Post-traumatic stress disorder (PTSD) is real, make no mistake about it. For the past two years, I haven’t had a summer in which I enjoyed the beautiful weather or socialized with friends and family. I wasn’t able to enjoy the sunshine and cool evening breezes, cocktails on my front porch, or my new BBQ smoker. Those summers, I’d been hospitalized from May to September. When the weather changes and I feel summer’s welcome, I grow anxious and out of sorts. The pulmonary sarcoidosis I live with and the thoughts of the past two summers cause a lot of uncomfortable feelings that turn into life interruptions.
A person can experience PTSD from a number of events. Most people equate PTSD symptoms with traumatic events related to violence, the death of a loved one, or a sudden or significant loss. Rarely does anyone consider a disease or life with a chronic illness as a contributor. Both can be triggers related to traumatic stress.
So, on this particular day, I was beginning to really enjoy the weather and relax. Suddenly, I felt my mood change. I could feel myself becoming cautious, and it seemed as if my entire mood had begun to slow down. I could feel myself becoming more aware of my breathing, and I drew slow and deliberate breaths even though I wasn’t in any type of distress.
For whatever reason, I started thinking about my past hospital stays and what had caused them. My sarcoidosis had caused both of my lungs to collapse, a condition called spontaneous pneumothorax. My left lung collpased two summers ago, and my right lung collapsed last summer. I didn’t immediately think that warm weather might cause me to feel this way. But after I started to calm myself down, I realized that it could have triggered these suppressed emotions.
The more I tried to calm myself, the more stress I felt. For some reason, I couldn’t shake the thought of what sarcoidosis had done to my lungs, and the what-ifs kept playing out in my head, over and over. I thought about my hospital stays. My longest was 52 consecutive days in seven different rooms. While I was in the hospital, time away from my family had a considerable effect on my emotional state. Every day, the doctors pushed my release date back, and at times, I felt I would never leave, even though I felt much better with each new day.

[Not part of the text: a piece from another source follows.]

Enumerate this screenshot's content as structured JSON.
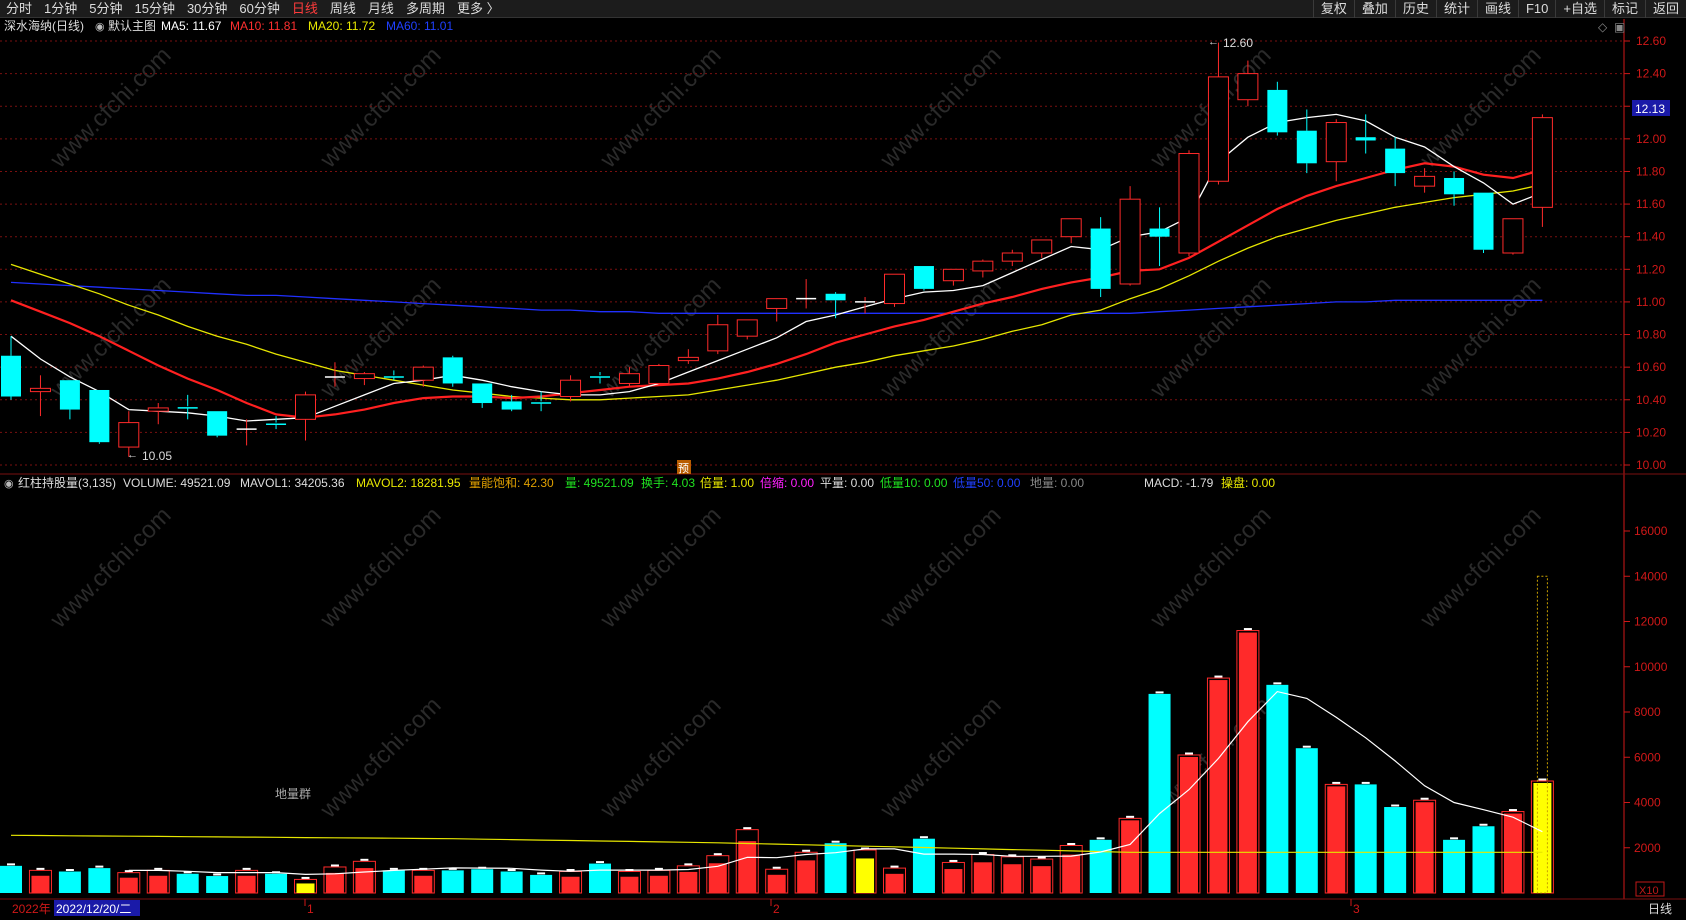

I stood in my yard repeating to myself, “That was then, look at you now!” I started feeling different — not stressed but anxious. I started feeling lonely, as if I might not recover from what I was feeling emotionally. I read some articles and watched a few videos on the effects of PTSD, and feelings of abandonment were among the emotions people experience at random times. That’s the part that really scared me: These feelings are random.
I realized that something wasn’t right and concluded that I needed to fix it.
My resolution starts with me, and I must be the one to initiate the change that is needed. Sarcoidosis has altered my life, but it doesn’t change my living. I’m responsible for that, and I have to be proactive. Change starts with me, and it started that day.
Note: Sarcoidosis News is strictly a news and information website about the disease. It does not provide medical advice, diagnosis, or treatment. This content is not intended to be a substitute for professional medical advice, diagnosis, or treatment. Always seek the advice of your physician or other qualified health provider with any questions you may have regarding a medical condition. Never disregard professional medical advice or delay in seeking it because of something you have read on this website. The opinions expressed in this column are not those of Sarcoidosis News or its parent company, BioNews Services, and are intended to spark discussion about issues pertaining to pulmonary fibrosis.